[Stored dataset items]

----------

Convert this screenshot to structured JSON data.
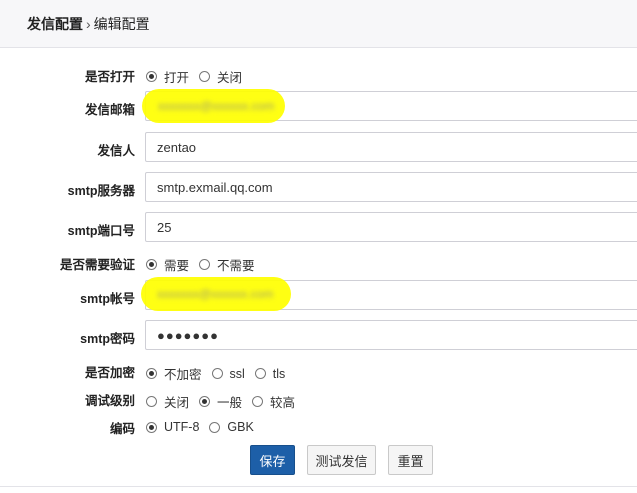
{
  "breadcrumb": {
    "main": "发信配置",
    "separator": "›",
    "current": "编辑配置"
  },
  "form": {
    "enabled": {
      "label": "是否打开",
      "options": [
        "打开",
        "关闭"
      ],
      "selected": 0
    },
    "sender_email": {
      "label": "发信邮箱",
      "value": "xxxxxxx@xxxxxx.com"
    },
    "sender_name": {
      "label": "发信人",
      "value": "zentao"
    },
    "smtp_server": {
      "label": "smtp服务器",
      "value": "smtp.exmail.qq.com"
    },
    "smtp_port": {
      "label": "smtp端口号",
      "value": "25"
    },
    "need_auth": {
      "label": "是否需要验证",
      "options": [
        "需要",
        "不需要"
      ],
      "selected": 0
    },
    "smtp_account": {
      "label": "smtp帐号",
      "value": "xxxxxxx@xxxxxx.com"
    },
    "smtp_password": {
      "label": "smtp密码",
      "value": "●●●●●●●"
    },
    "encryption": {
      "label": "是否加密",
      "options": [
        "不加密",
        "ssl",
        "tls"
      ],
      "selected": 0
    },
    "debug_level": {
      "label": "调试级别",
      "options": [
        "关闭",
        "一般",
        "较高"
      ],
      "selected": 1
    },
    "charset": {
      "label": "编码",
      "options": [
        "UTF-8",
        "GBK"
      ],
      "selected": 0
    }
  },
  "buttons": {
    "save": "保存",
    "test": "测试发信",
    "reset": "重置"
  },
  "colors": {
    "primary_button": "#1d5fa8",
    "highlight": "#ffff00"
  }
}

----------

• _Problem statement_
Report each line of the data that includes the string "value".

• _Exercise output_
      "value": "xxxxxxx@xxxxxx.com"
      "value": "zentao"
      "value": "smtp.exmail.qq.com"
      "value": "25"
      "value": "xxxxxxx@xxxxxx.com"
      "value": "●●●●●●●"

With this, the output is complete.